MR STEFANIAK (continuing):
Again I say, for Mr Whitecross's benefit, that if bans affect this as they affect other things the answer is very simple. You do not actually need bans, Mr Whitecross, when you are engaged in industrial action - certainly not bans that affect students, certainly not bans that affect parents. Every other union has now come to the party with an arrangement with this Government. It seems that the bans are part of a national campaign. Mr Whitecross, to ensure that there are no further delays or no further problems, why do you not get onto the AEU and ask them to lift the bans?
Mr Whitecross: I raise a point of order. Mr Speaker, part of my supplementary question was: Do you agree that January 1997 is no longer a feasible date for the introduction of school-based management? Mr Speaker, you ruled that part of my question out on the basis that it was hypothetical. It was actually just a request for an expression of opinion. I would ask you to reconsider your ruling and direct the Minister to address that part of the question.
MR SPEAKER: The Minister, despite my ruling that part of the question was hypothetical, did in fact address that part and I took note of his comments. The last part of the question was qualified, and that is why I ruled that it was hypothetical. It all depends on how long the bans last. There is no point of order.
MR KAINE: Mr Speaker, I address a question to the Attorney-General. Attorney-General, I am sure that you are aware of an editorial in today's Sydney Morning Herald which talks about reforms to the New South Wales criminal injuries compensation scheme. The editorial says, amongst other things, that the existing scheme in New South Wales "is a textbook study in how a worthwhile concept can be crippled by inappropriate legislation, by the manipulation of lawyers" - my apologies, Minister - "and by bureaucratic incompetence". Minister, can you tell me whether similar problems exist with the ACT criminal injuries compensation scheme and, if so, what can be done about it?
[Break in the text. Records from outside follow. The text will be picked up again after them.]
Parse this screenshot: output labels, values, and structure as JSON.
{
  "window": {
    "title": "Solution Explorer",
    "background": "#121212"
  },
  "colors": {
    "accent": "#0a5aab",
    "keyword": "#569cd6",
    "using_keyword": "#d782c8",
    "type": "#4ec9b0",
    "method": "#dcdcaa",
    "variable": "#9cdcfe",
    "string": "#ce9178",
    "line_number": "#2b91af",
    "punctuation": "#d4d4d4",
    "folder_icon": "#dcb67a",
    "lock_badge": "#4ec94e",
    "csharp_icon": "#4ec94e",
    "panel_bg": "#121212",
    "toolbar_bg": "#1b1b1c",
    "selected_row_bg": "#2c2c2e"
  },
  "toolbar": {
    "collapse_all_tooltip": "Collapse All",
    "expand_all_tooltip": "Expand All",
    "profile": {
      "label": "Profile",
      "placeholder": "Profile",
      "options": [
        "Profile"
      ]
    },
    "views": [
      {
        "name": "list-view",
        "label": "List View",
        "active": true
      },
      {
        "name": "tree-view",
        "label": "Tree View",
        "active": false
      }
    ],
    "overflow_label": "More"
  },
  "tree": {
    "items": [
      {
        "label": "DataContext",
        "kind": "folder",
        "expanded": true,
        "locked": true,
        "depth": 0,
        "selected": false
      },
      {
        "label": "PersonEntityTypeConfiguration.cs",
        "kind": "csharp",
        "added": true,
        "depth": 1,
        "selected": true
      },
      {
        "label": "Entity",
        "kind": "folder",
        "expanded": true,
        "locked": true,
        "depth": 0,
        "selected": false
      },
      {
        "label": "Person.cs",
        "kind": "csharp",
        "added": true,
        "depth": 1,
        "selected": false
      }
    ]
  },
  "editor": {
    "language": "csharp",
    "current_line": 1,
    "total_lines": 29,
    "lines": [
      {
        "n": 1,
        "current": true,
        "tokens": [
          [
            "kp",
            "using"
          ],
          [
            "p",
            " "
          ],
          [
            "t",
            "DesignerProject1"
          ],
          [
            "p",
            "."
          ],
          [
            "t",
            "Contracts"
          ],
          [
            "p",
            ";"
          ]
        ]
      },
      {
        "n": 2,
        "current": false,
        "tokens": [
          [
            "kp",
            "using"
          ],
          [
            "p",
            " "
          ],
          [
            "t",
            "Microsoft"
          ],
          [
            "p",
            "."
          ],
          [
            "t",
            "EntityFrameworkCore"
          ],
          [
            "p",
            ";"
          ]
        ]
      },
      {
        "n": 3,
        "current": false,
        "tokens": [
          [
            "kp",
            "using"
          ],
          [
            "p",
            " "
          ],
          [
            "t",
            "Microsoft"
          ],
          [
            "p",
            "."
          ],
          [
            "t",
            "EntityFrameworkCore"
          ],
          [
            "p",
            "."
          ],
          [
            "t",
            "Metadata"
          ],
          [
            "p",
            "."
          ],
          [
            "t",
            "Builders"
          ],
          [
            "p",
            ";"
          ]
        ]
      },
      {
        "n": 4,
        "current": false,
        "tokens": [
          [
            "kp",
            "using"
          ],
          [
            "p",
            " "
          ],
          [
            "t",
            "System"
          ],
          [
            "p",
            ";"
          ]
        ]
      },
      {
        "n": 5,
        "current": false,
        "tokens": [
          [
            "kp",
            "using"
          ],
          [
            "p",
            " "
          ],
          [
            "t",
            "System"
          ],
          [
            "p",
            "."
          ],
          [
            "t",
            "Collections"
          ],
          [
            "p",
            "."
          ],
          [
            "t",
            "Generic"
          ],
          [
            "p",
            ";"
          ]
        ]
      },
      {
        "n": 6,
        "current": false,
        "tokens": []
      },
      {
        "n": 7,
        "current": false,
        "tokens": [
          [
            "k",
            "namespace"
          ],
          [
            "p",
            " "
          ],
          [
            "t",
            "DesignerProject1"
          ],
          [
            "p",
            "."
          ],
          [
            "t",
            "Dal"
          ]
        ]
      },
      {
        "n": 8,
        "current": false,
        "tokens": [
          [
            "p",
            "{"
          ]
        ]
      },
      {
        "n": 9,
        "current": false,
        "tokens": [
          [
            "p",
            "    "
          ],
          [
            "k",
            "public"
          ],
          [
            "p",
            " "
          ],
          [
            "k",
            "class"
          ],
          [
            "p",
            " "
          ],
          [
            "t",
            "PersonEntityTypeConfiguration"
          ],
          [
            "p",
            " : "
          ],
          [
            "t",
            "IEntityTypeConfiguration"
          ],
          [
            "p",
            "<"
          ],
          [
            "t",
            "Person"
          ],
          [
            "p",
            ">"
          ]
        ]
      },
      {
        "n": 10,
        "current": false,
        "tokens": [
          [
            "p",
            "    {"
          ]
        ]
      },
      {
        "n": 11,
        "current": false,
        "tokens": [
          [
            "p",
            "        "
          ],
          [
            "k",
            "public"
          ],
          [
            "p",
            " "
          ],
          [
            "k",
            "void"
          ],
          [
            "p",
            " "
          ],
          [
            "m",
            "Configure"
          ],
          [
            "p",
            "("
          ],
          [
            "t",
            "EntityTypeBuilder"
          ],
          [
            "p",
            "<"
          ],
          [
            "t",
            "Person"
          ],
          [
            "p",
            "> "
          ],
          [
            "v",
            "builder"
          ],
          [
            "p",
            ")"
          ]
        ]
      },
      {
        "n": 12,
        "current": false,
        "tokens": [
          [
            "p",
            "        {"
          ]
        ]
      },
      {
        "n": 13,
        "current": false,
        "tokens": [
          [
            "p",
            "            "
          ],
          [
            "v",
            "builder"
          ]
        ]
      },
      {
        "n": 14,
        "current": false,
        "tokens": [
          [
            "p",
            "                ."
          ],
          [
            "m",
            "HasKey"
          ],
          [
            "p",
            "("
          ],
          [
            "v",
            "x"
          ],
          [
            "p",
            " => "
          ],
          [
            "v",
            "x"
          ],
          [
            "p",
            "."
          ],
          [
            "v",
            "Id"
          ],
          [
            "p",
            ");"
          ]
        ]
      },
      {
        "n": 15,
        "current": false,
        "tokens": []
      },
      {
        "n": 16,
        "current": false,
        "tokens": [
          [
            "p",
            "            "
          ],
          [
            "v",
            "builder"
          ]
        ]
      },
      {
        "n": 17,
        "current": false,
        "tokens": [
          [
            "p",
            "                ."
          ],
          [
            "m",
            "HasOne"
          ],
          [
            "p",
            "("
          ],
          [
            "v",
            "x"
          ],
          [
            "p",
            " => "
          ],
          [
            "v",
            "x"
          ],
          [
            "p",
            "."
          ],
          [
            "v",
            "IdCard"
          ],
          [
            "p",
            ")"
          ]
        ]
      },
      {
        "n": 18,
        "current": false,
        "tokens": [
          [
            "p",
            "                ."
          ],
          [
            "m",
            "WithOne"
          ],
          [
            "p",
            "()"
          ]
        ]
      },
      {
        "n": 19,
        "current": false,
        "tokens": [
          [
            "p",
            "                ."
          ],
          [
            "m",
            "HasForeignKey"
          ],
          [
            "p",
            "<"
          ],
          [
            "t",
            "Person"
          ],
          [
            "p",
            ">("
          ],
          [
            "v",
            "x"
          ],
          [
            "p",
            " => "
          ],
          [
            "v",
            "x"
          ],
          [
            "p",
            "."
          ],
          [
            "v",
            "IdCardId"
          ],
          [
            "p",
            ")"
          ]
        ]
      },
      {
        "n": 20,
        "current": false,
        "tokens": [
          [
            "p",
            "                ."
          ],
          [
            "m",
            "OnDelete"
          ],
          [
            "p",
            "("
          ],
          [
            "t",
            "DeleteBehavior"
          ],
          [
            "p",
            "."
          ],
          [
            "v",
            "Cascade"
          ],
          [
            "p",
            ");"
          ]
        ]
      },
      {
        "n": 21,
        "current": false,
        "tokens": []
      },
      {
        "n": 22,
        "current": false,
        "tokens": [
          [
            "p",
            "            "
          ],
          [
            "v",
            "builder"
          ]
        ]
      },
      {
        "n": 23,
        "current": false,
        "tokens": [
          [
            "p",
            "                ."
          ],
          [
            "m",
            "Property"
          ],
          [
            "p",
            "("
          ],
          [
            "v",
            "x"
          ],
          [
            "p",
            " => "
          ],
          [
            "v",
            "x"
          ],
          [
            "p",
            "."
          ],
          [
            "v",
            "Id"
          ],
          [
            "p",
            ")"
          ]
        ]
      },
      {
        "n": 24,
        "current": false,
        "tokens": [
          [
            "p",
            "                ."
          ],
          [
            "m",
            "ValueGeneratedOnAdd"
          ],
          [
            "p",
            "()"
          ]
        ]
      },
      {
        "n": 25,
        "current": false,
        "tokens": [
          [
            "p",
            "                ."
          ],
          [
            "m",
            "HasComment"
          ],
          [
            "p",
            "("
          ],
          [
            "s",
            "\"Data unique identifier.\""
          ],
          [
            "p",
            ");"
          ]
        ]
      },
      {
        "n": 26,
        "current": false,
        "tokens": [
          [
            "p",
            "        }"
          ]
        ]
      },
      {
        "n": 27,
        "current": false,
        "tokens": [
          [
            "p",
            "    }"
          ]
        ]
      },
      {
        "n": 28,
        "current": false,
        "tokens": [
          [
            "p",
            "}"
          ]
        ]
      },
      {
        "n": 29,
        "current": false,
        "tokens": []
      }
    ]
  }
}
MR HUMPHRIES: I thank Mr Kaine for this question. It is a good question. As members know, the criminal injuries compensation system is now more or less a national system, although I think one or two jurisdictions are without it. Certainly, there are some similarities between our system and that in New South Wales. The comments made in the editorial in the Sydney Morning Herald certainly gave me cause to look at what was happening in the ACT. The ACT scheme was introduced in 1983, and in the seven years after its introduction we spent about half a million dollars a year in meeting payments for criminal injuries compensation; but since about 1990 the amount being paid under that scheme has been steadily growing and last financial year the cost to the Territory was well over $3m. That works out to be about $10 for every resident of the Territory. The figure in New South Wales is about $9. Clearly, issues taking place in New South Wales and the ACT are very similar.